---- Material provided

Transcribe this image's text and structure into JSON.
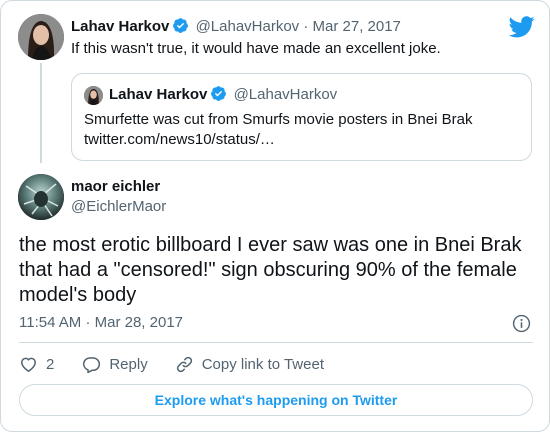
{
  "parent_tweet": {
    "author_name": "Lahav Harkov",
    "author_handle": "@LahavHarkov",
    "separator": "·",
    "date": "Mar 27, 2017",
    "text": "If this wasn't true, it would have made an excellent joke."
  },
  "quoted_tweet": {
    "author_name": "Lahav Harkov",
    "author_handle": "@LahavHarkov",
    "text_line1": "Smurfette was cut from Smurfs movie posters in Bnei Brak",
    "text_line2": "twitter.com/news10/status/…"
  },
  "main_tweet": {
    "author_name": "maor eichler",
    "author_handle": "@EichlerMaor",
    "text": "the most erotic billboard I ever saw was one in Bnei Brak that had a \"censored!\" sign obscuring 90% of the female model's body",
    "time": "11:54 AM",
    "separator": "·",
    "date": "Mar 28, 2017"
  },
  "actions": {
    "like_count": "2",
    "reply_label": "Reply",
    "copy_link_label": "Copy link to Tweet"
  },
  "explore_label": "Explore what's happening on Twitter",
  "icons": {
    "brand": "twitter-bird-icon",
    "verified": "verified-badge-icon",
    "info": "info-icon",
    "like": "heart-icon",
    "reply": "reply-bubble-icon",
    "copy_link": "link-icon"
  },
  "colors": {
    "brand_blue": "#1d9bf0",
    "text": "#0f1419",
    "secondary_text": "#536471",
    "border": "#cfd9de"
  }
}
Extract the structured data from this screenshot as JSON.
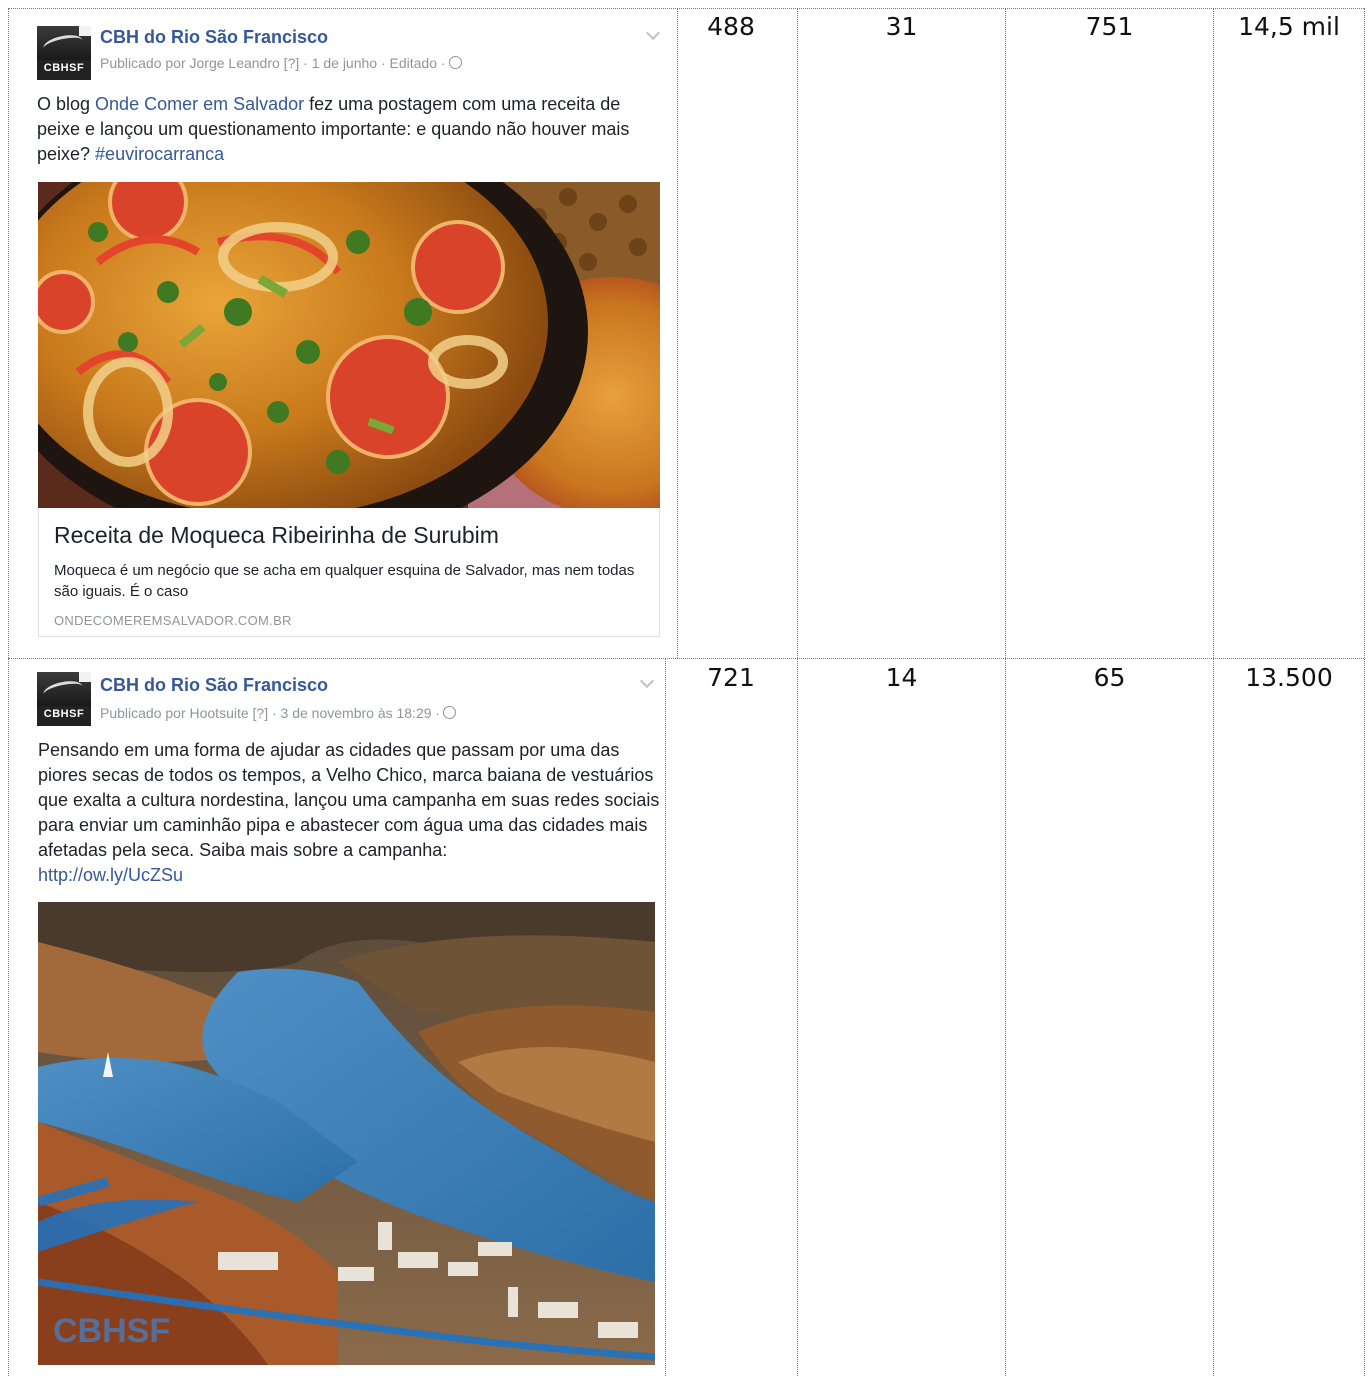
{
  "rows": [
    {
      "post": {
        "logo_text": "CBHSF",
        "page_name": "CBH do Rio São Francisco",
        "meta": "Publicado por Jorge Leandro [?] · 1 de junho · Editado ·",
        "text_before": "O blog ",
        "text_link": "Onde Comer em Salvador",
        "text_after": " fez uma postagem com uma receita de peixe e lançou um questionamento importante: e quando não houver mais peixe? ",
        "hashtag": "#euvirocarranca",
        "photo": "moqueca-photo",
        "link_title": "Receita de Moqueca Ribeirinha de Surubim",
        "link_desc": "Moqueca é um negócio que se acha em qualquer esquina de Salvador, mas nem todas são iguais. É o caso",
        "link_domain": "ONDECOMEREMSALVADOR.COM.BR"
      },
      "values": [
        "488",
        "31",
        "751",
        "14,5 mil"
      ]
    },
    {
      "post": {
        "logo_text": "CBHSF",
        "page_name": "CBH do Rio São Francisco",
        "meta": "Publicado por Hootsuite [?] · 3 de novembro às 18:29 ·",
        "text": "Pensando em uma forma de ajudar as cidades que passam por uma das piores secas de todos os tempos, a Velho Chico, marca baiana de vestuários que exalta a cultura nordestina, lançou uma campanha em suas redes sociais para enviar um caminhão pipa e abastecer com água uma das cidades mais afetadas pela seca. Saiba mais sobre a campanha:",
        "url": "http://ow.ly/UcZSu",
        "photo": "river-photo",
        "watermark": "CBHSF"
      },
      "values": [
        "721",
        "14",
        "65",
        "13.500"
      ]
    }
  ],
  "colors": {
    "link": "#365899",
    "meta": "#90949c",
    "text": "#1d2129",
    "grid": "#7a7a7a"
  }
}
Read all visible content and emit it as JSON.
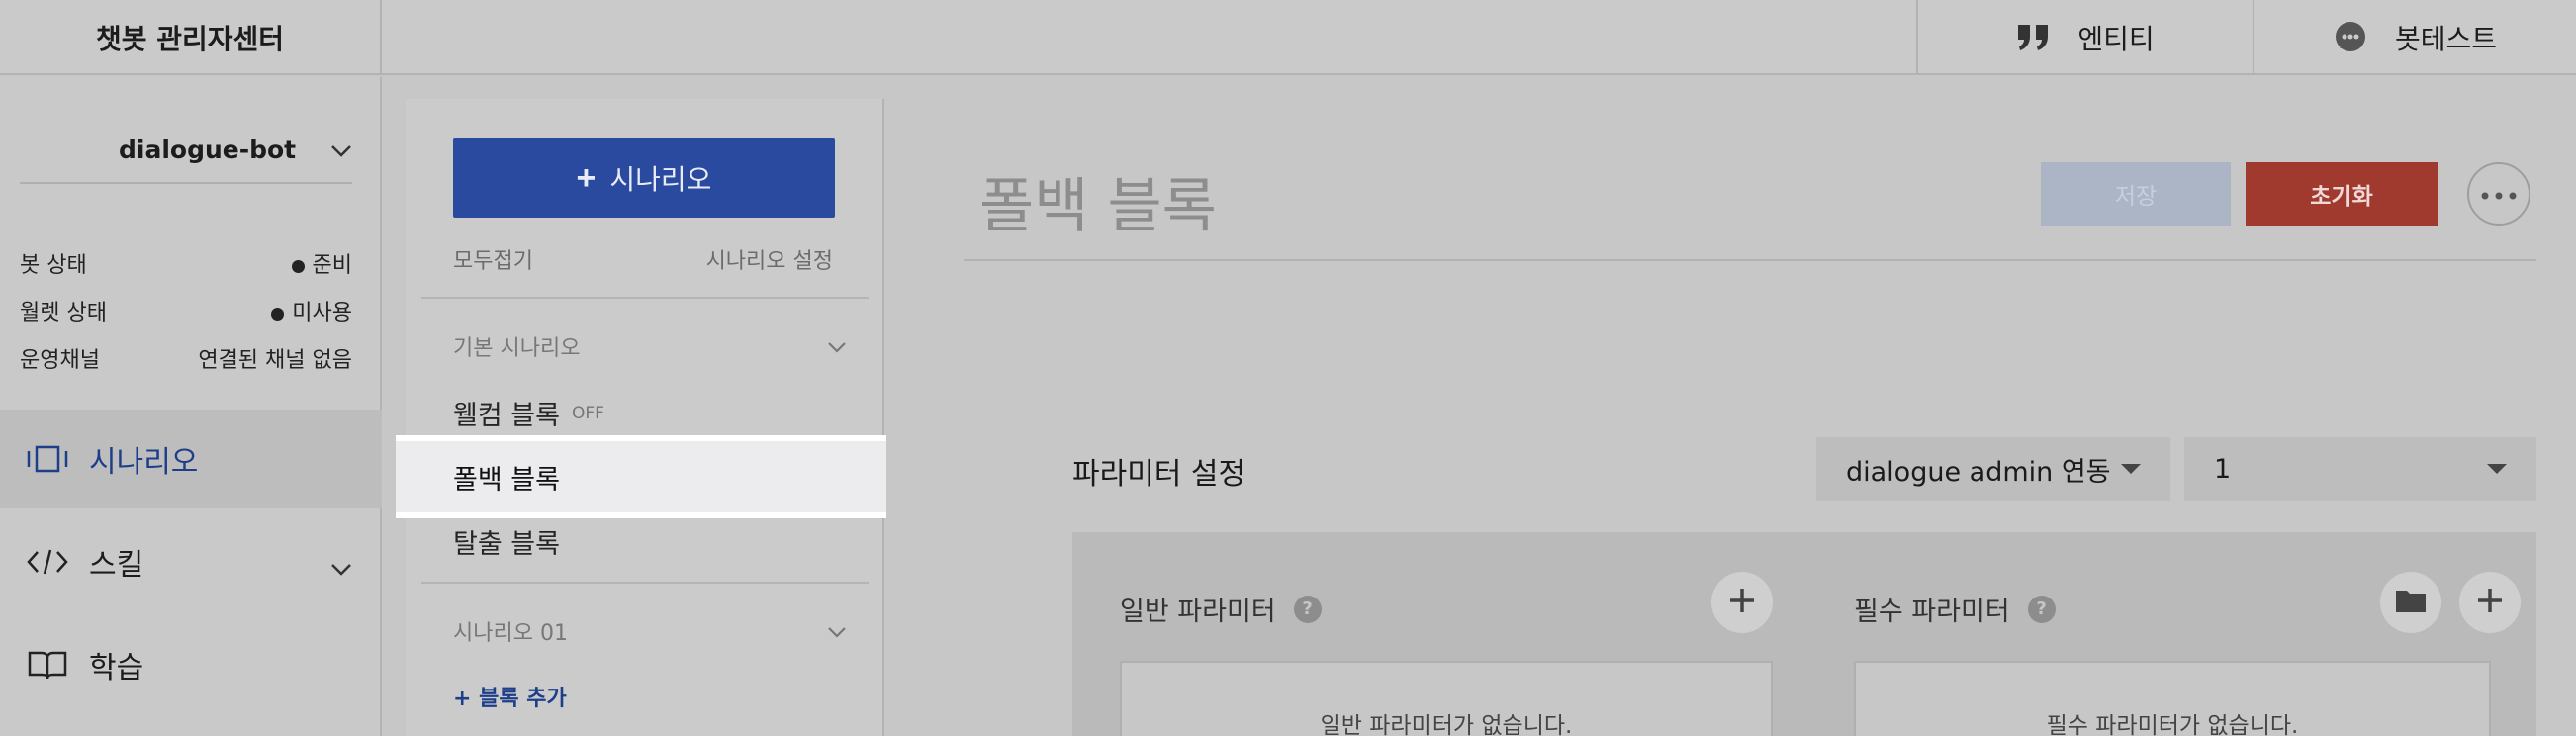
{
  "app": {
    "title": "챗봇 관리자센터"
  },
  "topbar": {
    "entity_label": "엔티티",
    "bottest_label": "봇테스트"
  },
  "sidebar": {
    "bot_name": "dialogue-bot",
    "status": [
      {
        "label": "봇 상태",
        "value": "준비",
        "dot": true
      },
      {
        "label": "월렛 상태",
        "value": "미사용",
        "dot": true
      },
      {
        "label": "운영채널",
        "value": "연결된 채널 없음",
        "dot": false
      }
    ],
    "nav": [
      {
        "label": "시나리오",
        "icon": "scenario-icon",
        "active": true
      },
      {
        "label": "스킬",
        "icon": "code-icon",
        "active": false
      },
      {
        "label": "학습",
        "icon": "book-icon",
        "active": false
      }
    ]
  },
  "scenario_panel": {
    "add_button": "시나리오",
    "collapse_all": "모두접기",
    "scenario_settings": "시나리오 설정",
    "group_default": "기본 시나리오",
    "blocks": [
      {
        "label": "웰컴 블록",
        "tag": "OFF"
      },
      {
        "label": "폴백 블록",
        "selected": true
      },
      {
        "label": "탈출 블록"
      }
    ],
    "group_2": "시나리오 01",
    "add_block": "+ 블록 추가"
  },
  "main": {
    "title": "폴백 블록",
    "save_label": "저장",
    "reset_label": "초기화",
    "param_title": "파라미터 설정",
    "admin_select": "dialogue admin 연동",
    "number_select": "1",
    "general_params": "일반 파라미터",
    "required_params": "필수 파라미터",
    "general_empty": "일반 파라미터가 없습니다.",
    "required_empty": "필수 파라미터가 없습니다."
  },
  "colors": {
    "primary": "#2a4aa0",
    "danger": "#a0392e",
    "link": "#1d3f8a"
  }
}
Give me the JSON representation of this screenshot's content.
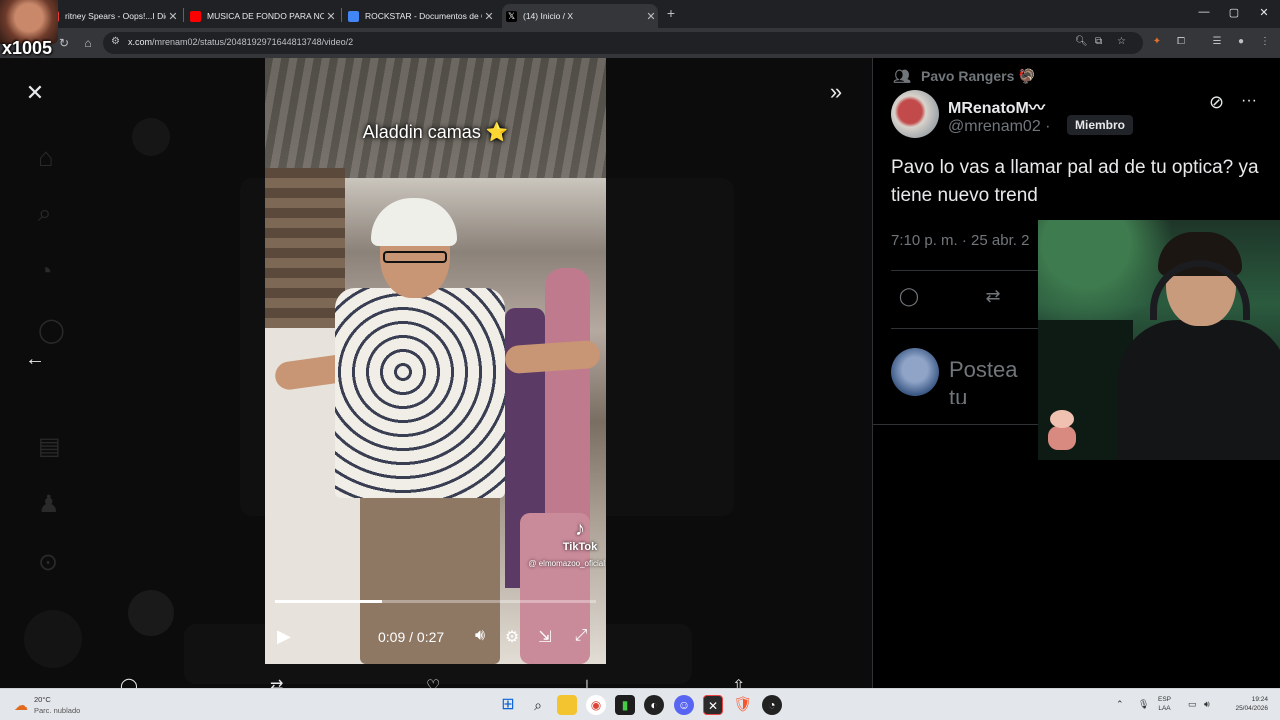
{
  "browser": {
    "tabs": [
      {
        "label": "ritney Spears - Oops!...I Did It",
        "favicon_color": "#e53935"
      },
      {
        "label": "MUSICA DE FONDO PARA NOT",
        "favicon_color": "#ff0000"
      },
      {
        "label": "ROCKSTAR - Documentos de G",
        "favicon_color": "#4285f4"
      },
      {
        "label": "(14) Inicio / X",
        "favicon_color": "#ffffff"
      }
    ],
    "tab_close": "✕",
    "new_tab": "+",
    "url_domain": "x.com",
    "url_path": "/mrenam02/status/2048192971644813748/video/2",
    "window_controls": {
      "minimize": "—",
      "maximize": "▢",
      "close": "✕"
    }
  },
  "streamer": {
    "name": "x1005"
  },
  "viewer": {
    "close_icon": "✕",
    "back_icon": "←",
    "expand_icon": "»",
    "video": {
      "caption": "Aladdin camas ⭐",
      "tiktok_icon": "♪",
      "tiktok_label": "TikTok",
      "tiktok_handle": "@ elmomazoo_oficial",
      "progress": 0.333,
      "current_time": "0:09",
      "duration": "0:27",
      "time_display": "0:09 / 0:27"
    }
  },
  "tweet": {
    "community": "Pavo Rangers 🦃",
    "display_name": "MRenatoM〰",
    "handle": "@mrenam02 ·",
    "badge": "Miembro",
    "text": "Pavo lo vas a llamar pal ad de tu optica? ya tiene nuevo trend",
    "timestamp": "7:10 p. m. · 25 abr. 2",
    "reply_placeholder": "Postea tu respuesta"
  },
  "taskbar": {
    "weather_temp": "20°C",
    "weather_desc": "Parc. nublado",
    "lang_line1": "ESP",
    "lang_line2": "LAA",
    "time": "19:24",
    "date": "25/04/2026"
  },
  "colors": {
    "x_background": "#000000",
    "x_border": "#2f3336",
    "x_secondary_text": "#71767b",
    "chrome_dark": "#202124",
    "chrome_toolbar": "#35363a",
    "taskbar": "#e3e6ea"
  }
}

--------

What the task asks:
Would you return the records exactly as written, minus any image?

Exercise answer:
Transcribe this image's text and structure into JSON.
{
  "parent_tweet": {
    "author_name": "Lahav Harkov",
    "author_handle": "@LahavHarkov",
    "separator": "·",
    "date": "Mar 27, 2017",
    "text": "If this wasn't true, it would have made an excellent joke."
  },
  "quoted_tweet": {
    "author_name": "Lahav Harkov",
    "author_handle": "@LahavHarkov",
    "text_line1": "Smurfette was cut from Smurfs movie posters in Bnei Brak",
    "text_line2": "twitter.com/news10/status/…"
  },
  "main_tweet": {
    "author_name": "maor eichler",
    "author_handle": "@EichlerMaor",
    "text": "the most erotic billboard I ever saw was one in Bnei Brak that had a \"censored!\" sign obscuring 90% of the female model's body",
    "time": "11:54 AM",
    "separator": "·",
    "date": "Mar 28, 2017"
  },
  "actions": {
    "like_count": "2",
    "reply_label": "Reply",
    "copy_link_label": "Copy link to Tweet"
  },
  "explore_label": "Explore what's happening on Twitter",
  "icons": {
    "brand": "twitter-bird-icon",
    "verified": "verified-badge-icon",
    "info": "info-icon",
    "like": "heart-icon",
    "reply": "reply-bubble-icon",
    "copy_link": "link-icon"
  },
  "colors": {
    "brand_blue": "#1d9bf0",
    "text": "#0f1419",
    "secondary_text": "#536471",
    "border": "#cfd9de"
  }
}
Extract the structured data from this screenshot as JSON.
{
  "rows": [
    {
      "post": {
        "logo_text": "CBHSF",
        "page_name": "CBH do Rio São Francisco",
        "meta": "Publicado por Jorge Leandro [?] · 1 de junho · Editado ·",
        "text_before": "O blog ",
        "text_link": "Onde Comer em Salvador",
        "text_after": " fez uma postagem com uma receita de peixe e lançou um questionamento importante: e quando não houver mais peixe? ",
        "hashtag": "#euvirocarranca",
        "photo": "moqueca-photo",
        "link_title": "Receita de Moqueca Ribeirinha de Surubim",
        "link_desc": "Moqueca é um negócio que se acha em qualquer esquina de Salvador, mas nem todas são iguais. É o caso",
        "link_domain": "ONDECOMEREMSALVADOR.COM.BR"
      },
      "values": [
        "488",
        "31",
        "751",
        "14,5 mil"
      ]
    },
    {
      "post": {
        "logo_text": "CBHSF",
        "page_name": "CBH do Rio São Francisco",
        "meta": "Publicado por Hootsuite [?] · 3 de novembro às 18:29 ·",
        "text": "Pensando em uma forma de ajudar as cidades que passam por uma das piores secas de todos os tempos, a Velho Chico, marca baiana de vestuários que exalta a cultura nordestina, lançou uma campanha em suas redes sociais para enviar um caminhão pipa e abastecer com água uma das cidades mais afetadas pela seca. Saiba mais sobre a campanha:",
        "url": "http://ow.ly/UcZSu",
        "photo": "river-photo",
        "watermark": "CBHSF"
      },
      "values": [
        "721",
        "14",
        "65",
        "13.500"
      ]
    }
  ],
  "colors": {
    "link": "#365899",
    "meta": "#90949c",
    "text": "#1d2129",
    "grid": "#7a7a7a"
  }
}
Read all visible content and emit it as JSON.
{
  "app": {
    "title": "챗봇 관리자센터"
  },
  "topbar": {
    "entity_label": "엔티티",
    "bottest_label": "봇테스트"
  },
  "sidebar": {
    "bot_name": "dialogue-bot",
    "status": [
      {
        "label": "봇 상태",
        "value": "준비",
        "dot": true
      },
      {
        "label": "월렛 상태",
        "value": "미사용",
        "dot": true
      },
      {
        "label": "운영채널",
        "value": "연결된 채널 없음",
        "dot": false
      }
    ],
    "nav": [
      {
        "label": "시나리오",
        "icon": "scenario-icon",
        "active": true
      },
      {
        "label": "스킬",
        "icon": "code-icon",
        "active": false
      },
      {
        "label": "학습",
        "icon": "book-icon",
        "active": false
      }
    ]
  },
  "scenario_panel": {
    "add_button": "시나리오",
    "collapse_all": "모두접기",
    "scenario_settings": "시나리오 설정",
    "group_default": "기본 시나리오",
    "blocks": [
      {
        "label": "웰컴 블록",
        "tag": "OFF"
      },
      {
        "label": "폴백 블록",
        "selected": true
      },
      {
        "label": "탈출 블록"
      }
    ],
    "group_2": "시나리오 01",
    "add_block": "+ 블록 추가"
  },
  "main": {
    "title": "폴백 블록",
    "save_label": "저장",
    "reset_label": "초기화",
    "param_title": "파라미터 설정",
    "admin_select": "dialogue admin 연동",
    "number_select": "1",
    "general_params": "일반 파라미터",
    "required_params": "필수 파라미터",
    "general_empty": "일반 파라미터가 없습니다.",
    "required_empty": "필수 파라미터가 없습니다."
  },
  "colors": {
    "primary": "#2a4aa0",
    "danger": "#a0392e",
    "link": "#1d3f8a"
  }
}
Give me the JSON representation of this screenshot's content.
{
  "browser": {
    "tabs": [
      {
        "label": "ritney Spears - Oops!...I Did It",
        "favicon_color": "#e53935"
      },
      {
        "label": "MUSICA DE FONDO PARA NOT",
        "favicon_color": "#ff0000"
      },
      {
        "label": "ROCKSTAR - Documentos de G",
        "favicon_color": "#4285f4"
      },
      {
        "label": "(14) Inicio / X",
        "favicon_color": "#ffffff"
      }
    ],
    "tab_close": "✕",
    "new_tab": "+",
    "url_domain": "x.com",
    "url_path": "/mrenam02/status/2048192971644813748/video/2",
    "window_controls": {
      "minimize": "—",
      "maximize": "▢",
      "close": "✕"
    }
  },
  "streamer": {
    "name": "x1005"
  },
  "viewer": {
    "close_icon": "✕",
    "back_icon": "←",
    "expand_icon": "»",
    "video": {
      "caption": "Aladdin camas ⭐",
      "tiktok_icon": "♪",
      "tiktok_label": "TikTok",
      "tiktok_handle": "@ elmomazoo_oficial",
      "progress": 0.333,
      "current_time": "0:09",
      "duration": "0:27",
      "time_display": "0:09 / 0:27"
    }
  },
  "tweet": {
    "community": "Pavo Rangers 🦃",
    "display_name": "MRenatoM〰",
    "handle": "@mrenam02 ·",
    "badge": "Miembro",
    "text": "Pavo lo vas a llamar pal ad de tu optica? ya tiene nuevo trend",
    "timestamp": "7:10 p. m. · 25 abr. 2",
    "reply_placeholder": "Postea tu respuesta"
  },
  "taskbar": {
    "weather_temp": "20°C",
    "weather_desc": "Parc. nublado",
    "lang_line1": "ESP",
    "lang_line2": "LAA",
    "time": "19:24",
    "date": "25/04/2026"
  },
  "colors": {
    "x_background": "#000000",
    "x_border": "#2f3336",
    "x_secondary_text": "#71767b",
    "chrome_dark": "#202124",
    "chrome_toolbar": "#35363a",
    "taskbar": "#e3e6ea"
  }
}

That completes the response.